Northwest Ohio Railroad Preservation Museum
Ohio proud

Roll Into Autumn with These 5 Special Events

Chug, chug, chug — all aboard for family fun! Each visit to the Northwest Ohio Railroad Preservation Museum in Findlay, Ohio, combines nostalgia with kid-friendly fun, and a full season of special events provides even more reasons to keep coming back.

By Jill Ross

Pumpkin Train, all photos by Northwest Ohio Railroad Preservation Museum unless otherwise noted.
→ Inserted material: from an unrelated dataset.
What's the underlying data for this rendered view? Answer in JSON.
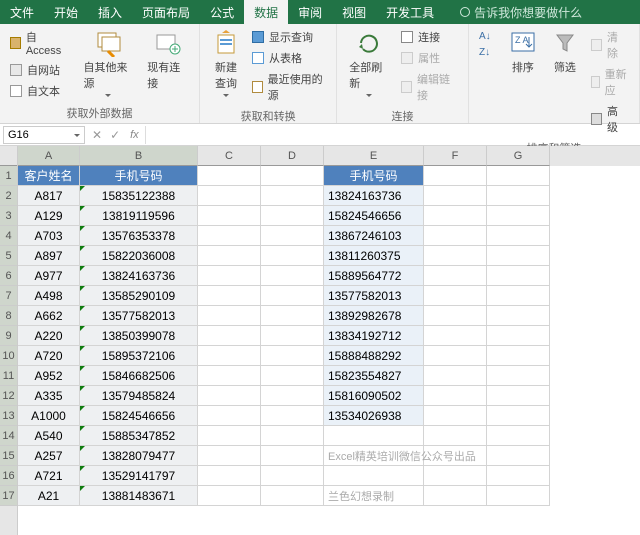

The Northwest Ohio Railroad Preservation Museum (NWORRP), run entirely by passionate volunteers, is unique among railroading groups in that they incorporate a variety of interests, from model-size to full-scale and historic memorabilia. Children and adults can literally “ride the rails” on one of the museum’s quarter-scale trains: either Engine 901, a coal-burning, steam-powered, prairie-style locomotive (the only one known to be operating in Ohio), or the Riverside Train, built in the style of a Union Pacific 1930s “streamliner.” A volunteer dressed in period costume will serve as the conductor on your journey around the track.

Each trip to the tracks will lead to a different experience, depending on the season. From May through the year’s end, check the website for affordable, family friendly events. With fall just around the corner, add these five events to your calendar:

1. All Things Fall

Pumpkin Fest, September 18–19

The can’t-miss autumn event! From Pumpkin Train rides to corn cannons, this two-day festival is filled with games, activities and events perfect for kids of all ages. One admission ticket covers it all, including a ride on the Pumpkin Train, bounce houses, miniature horse cart rides, corn cannons and pumpkin chuckin’ all day long. Who wouldn’t want to watch pumpkins being hurled across the sky? You can even take some of the fun home — pumpkins are available for purchase as part of the Pumpkin Train, but you don’t have to buy one to ride the train.

2. Cargo You Can Carve

Pumpkin Train, September 25–October 24

Destination: Pumpkin patch! Board the quarter-scale train on an express ride to pick your perfect pumpkin. Load your pick on to the train’s flatcar, and you and your pumpkin will take one more trip around the track before returning to the station. The pumpkin patch is kept well-plumped with more than 20 tons of locally grown pumpkins delivered throughout the season. Make sure to enjoy the other games, decorations and special activities throughout the museum during your visit. (Note: There’s an additional charge for pumpkins; the purchase of a pumpkin is not required to ride the Pumpkin Train.)

3. All Aboard!

Tracks to the Past, October 1–2

Do you know what a doodlebug or baker fan is? Want to find out? From antique steam-powered tractors to an operating sawmill, you’ll get the chance to see old machinery of all kinds in action during this two-day blast into the past. Due to popular demand, this event is returning for the first time in six years with additional attractions, including live blacksmith demonstrations during the day and a steam engine show after dark. Take a ride on the Pumpkin Train or the Halloween Express, which are included in admission.

4. After Dark

Halloween Express, October 1–30

When the sun sets on select Friday and Saturday nights during the season, the nighttime train departs to view the Halloween decorations after dark! Don’t worry, though, the not-so-scary ride is appropriate for kids of all ages.

5. Give Me Something Good to Eat!

Trick-or-Treat Halloween Train, October 23 and 30

It’s all treats and no tricks! On these two special days, come dressed in your costume and collect treats as you take a train ride through the Halloween decorations.

Bringing up the Caboose

After getting your fill of outdoor activities, don’t forget to stop by the museum itself. Here, you’ll find model trains on four different scales, including O, S, HO, and N layouts, as well as lots of unique exhibits and artifacts from the Golden Age of railroads. In the gift shop, an assortment of souvenirs, such as t-shirts, sweatshirts, toys and postcards, are available to take home.

“As we no longer have passenger trains in Findlay, it becomes more important to preserve this history,” explains Jim Gabriel, a member of the Northwest Ohio Railroad Preservation Inc.’s board of trustees. “Though it’s fun for children — and adults — to ride our little trains, we hope that a visit here provides much more by recreating, on a smaller scale, the excitement of traveling by rail in the 1900s.”